Pre-clinical mouse models of SCLC to identify and test novel therapies


Session type:


Julien Sage1
1Stanford University


Small cell lung cancer (SCLC) is a neuroendocrine subtype of lung cancer characterized by a fast growth rate, extensive dissemination, and rapid resistance to chemotherapy. Survival rates are dismal and have not significantly improved in the past few decades. Sequencing the genomes of over 100 human SCLC demonstrates universal inactivation of p53 and RB and identified inactivating recurrent mutations in NOTCH family genes (George, Lim, et al., Nature, 2015). Accordingly, we found that activation of Notch signaling in a pre-clinical SCLC mouse model dramatically reduces the number of tumors and extends the survival of the mutant mice. Thus, Notch plays a key tumor suppressive role in SCLC and strategies to re-activate Notch in SCLC tumors may be beneficial to patients.

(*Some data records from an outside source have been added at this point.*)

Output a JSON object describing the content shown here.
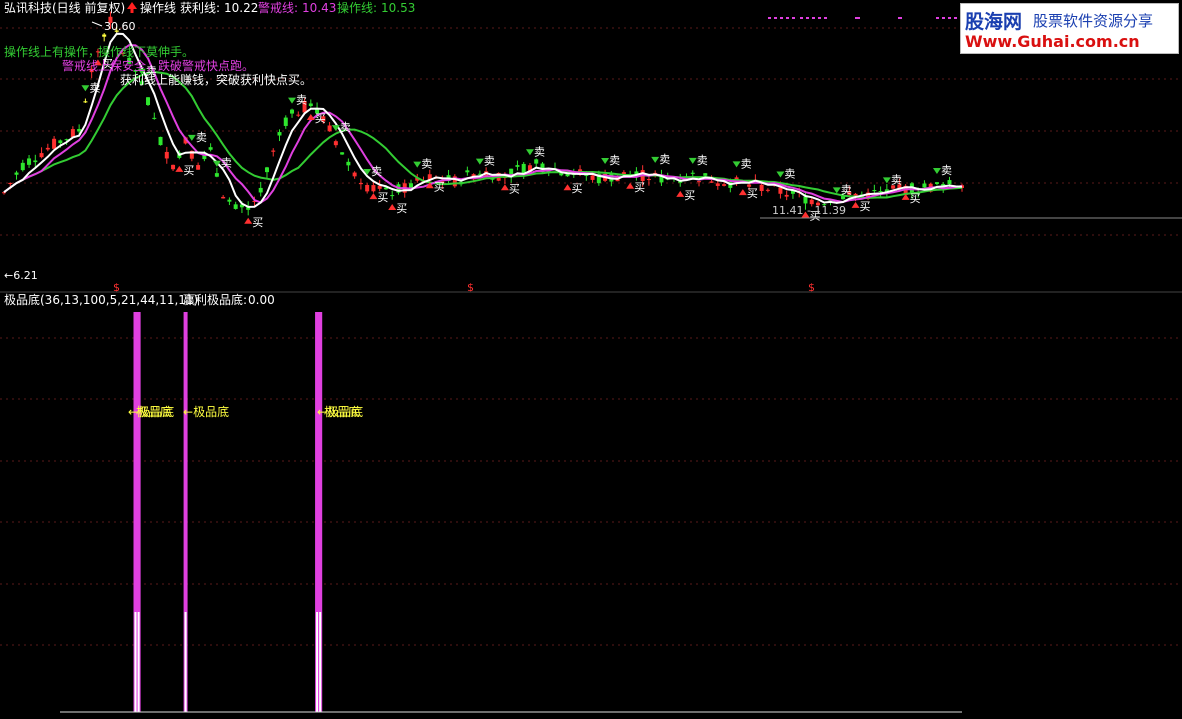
{
  "header": {
    "stock_title": "弘讯科技(日线 前复权)",
    "arrow_icon": "red-up-arrow-icon",
    "op_line_name": "操作线",
    "profit_label": "获利线:",
    "profit_value": "10.22",
    "warn_label": "警戒线:",
    "warn_value": "10.43",
    "op_label": "操作线:",
    "op_value": "10.53"
  },
  "annotations": {
    "line1_a": "操作线上有操作，",
    "line1_b": "操作线下莫伸手。",
    "line2": "警戒线上保安全，跌破警戒快点跑。",
    "line3": "获利线上能赚钱，突破获利快点买。",
    "high_label": "30.60",
    "low_label": "6.21",
    "range_label": "11.41 - 11.39",
    "sell": "卖",
    "buy": "买",
    "dollar": "$"
  },
  "indicator": {
    "title": "极品底(36,13,100,5,21,44,11,11)",
    "sub_label": "赢利极品底:",
    "sub_value": "0.00",
    "signal_text": "极品底"
  },
  "logo": {
    "cn": "股海网",
    "slogan": "股票软件资源分享",
    "url": "Www.Guhai.com.cn"
  },
  "colors": {
    "background": "#000000",
    "up_candle": "#ff3030",
    "down_candle": "#2ee62e",
    "profit_line": "#ffffff",
    "warn_line": "#e040e0",
    "op_line": "#33cc33",
    "signal_bar": "#e040e0",
    "yellow": "#ffff40"
  },
  "chart_data": [
    {
      "type": "line",
      "title": "弘讯科技(日线 前复权)",
      "series": [
        {
          "name": "获利线",
          "last": 10.22
        },
        {
          "name": "警戒线",
          "last": 10.43
        },
        {
          "name": "操作线",
          "last": 10.53
        }
      ],
      "y_marks": {
        "high": 30.6,
        "low": 6.21
      },
      "price_path": [
        [
          0,
          10
        ],
        [
          3,
          12
        ],
        [
          6,
          13
        ],
        [
          9,
          14
        ],
        [
          12,
          15
        ],
        [
          14,
          22
        ],
        [
          16,
          28
        ],
        [
          17,
          30.6
        ],
        [
          19,
          25
        ],
        [
          21,
          22
        ],
        [
          23,
          18
        ],
        [
          25,
          14
        ],
        [
          27,
          12
        ],
        [
          29,
          14
        ],
        [
          31,
          12
        ],
        [
          33,
          13
        ],
        [
          35,
          10
        ],
        [
          37,
          9
        ],
        [
          39,
          9
        ],
        [
          41,
          10
        ],
        [
          43,
          13
        ],
        [
          45,
          16
        ],
        [
          47,
          17
        ],
        [
          49,
          18
        ],
        [
          51,
          16
        ],
        [
          53,
          14
        ],
        [
          55,
          12
        ],
        [
          58,
          10.5
        ],
        [
          61,
          10
        ],
        [
          64,
          10.3
        ],
        [
          68,
          11
        ],
        [
          72,
          10.8
        ],
        [
          76,
          11.5
        ],
        [
          80,
          11.2
        ],
        [
          85,
          12
        ],
        [
          90,
          11.5
        ],
        [
          95,
          11
        ],
        [
          100,
          11.3
        ],
        [
          105,
          11
        ],
        [
          110,
          11.2
        ],
        [
          115,
          10.8
        ],
        [
          120,
          10.5
        ],
        [
          125,
          10
        ],
        [
          130,
          9.5
        ],
        [
          135,
          9.8
        ],
        [
          140,
          10
        ],
        [
          145,
          10.3
        ],
        [
          150,
          10.5
        ],
        [
          153,
          10.6
        ]
      ],
      "ylim": [
        6,
        31
      ]
    },
    {
      "type": "bar",
      "title": "极品底(36,13,100,5,21,44,11,11)",
      "series": [
        {
          "name": "赢利极品底",
          "last": 0.0
        }
      ],
      "signals": [
        {
          "x": 21
        },
        {
          "x": 21.5
        },
        {
          "x": 29
        },
        {
          "x": 50
        },
        {
          "x": 50.5
        }
      ]
    }
  ]
}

We will present new studies focusing on mouse models on the possible role of Notch-negative and Notch-positive cells in SCLC tumors during cancer progression and in response to chemotherapy. At the histological level, SCLC tumor cells are often viewed as homogeneous. These studies and previous studies (e.g. Calbo et al., Cancer Cell, 2011 – Berns lab) identify several levels of intra-tumor heterogeneity in SCLC, which may contribute significantly to SCLC aggressive nature and resistance to therapy.